Protecting Paper at the Palmer
Of all of the objects in the Palmer Museum of Art’s collection, perhaps the most fragile are its works on paper. Prints, drawings, watercolors, and photographs are all highly susceptible to harm from light, humidity, bugs, stuff in the air—and people. The damage can occur at any time, from frequent or careless handling by the artist while the work is still in the studio, to precipitant mounting by a dealer or framer, unprotected exposure during an exhibition, or improper storage and display by a collector.

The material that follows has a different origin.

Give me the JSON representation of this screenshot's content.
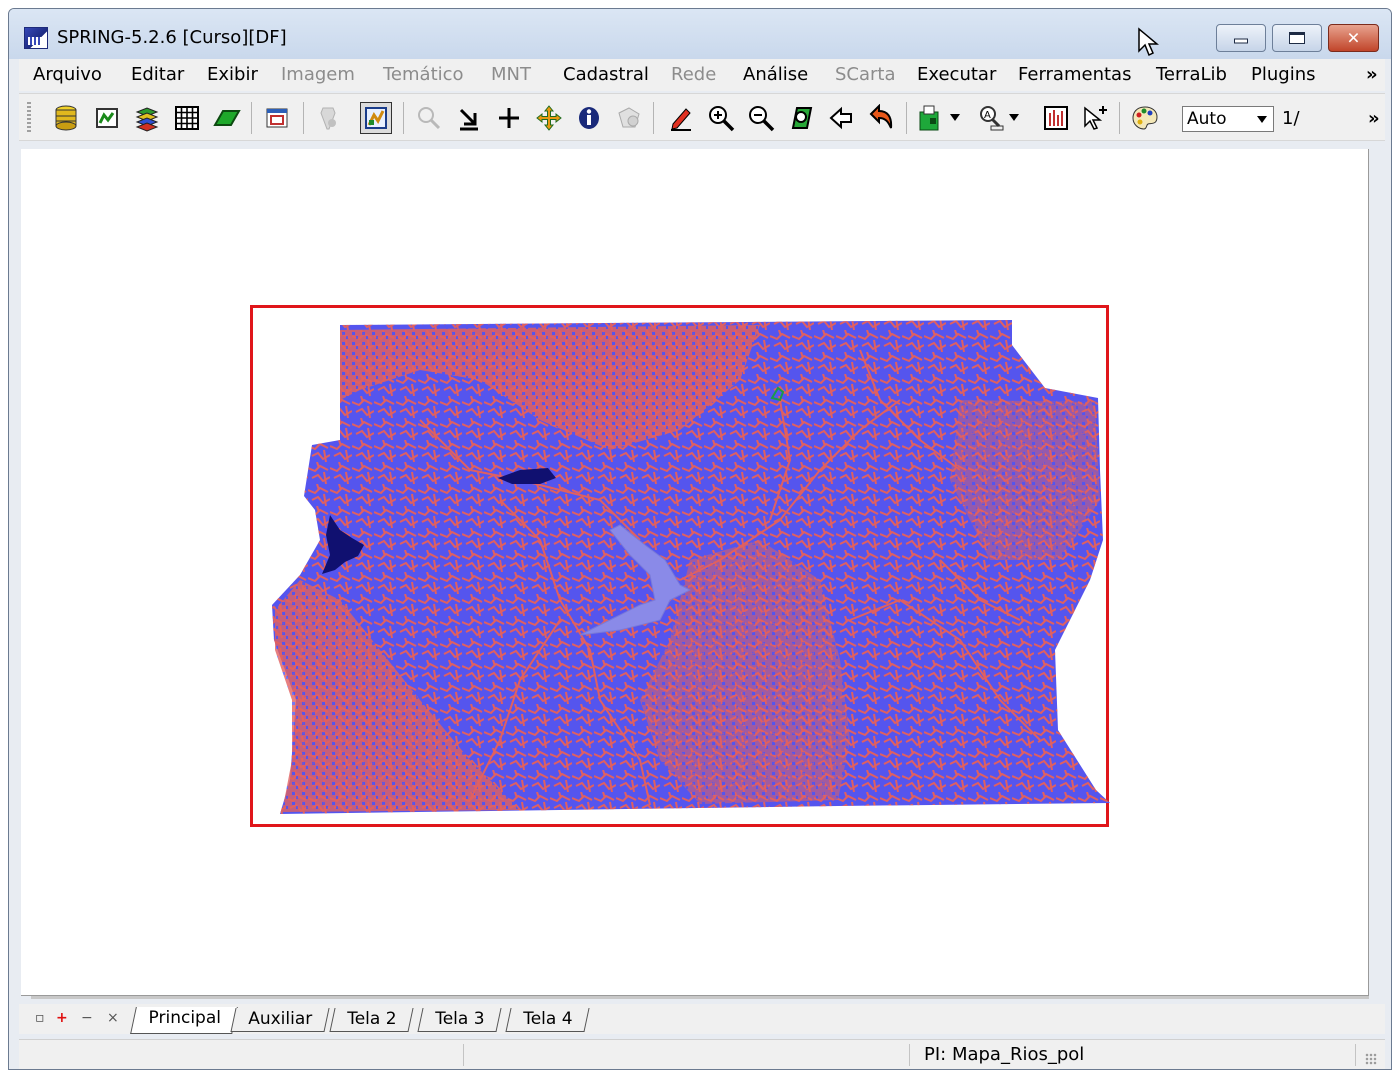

Often times, the first serious commitment to the care of a work, particularly in the case of historical pieces, occurs only when it is acquired by a museum.At the Palmer Museum, the safety of its works on paper is secured by limiting the amount of time they are placed on exhibition, and then, when they are not on view, storing them in a dark environment with optimal levels of temperature and humidity. Should a print or drawing arrive, usually by way of gift or transfer from another department, in an impaired state, it will eventually be sent to a paper conservator for treatment. All of the works on display in Protecting Paper at the Palmer have either recently arrived back from conservation, or will be sent to the conservator to mitigate the damage in question soon after the closing of the exhibition.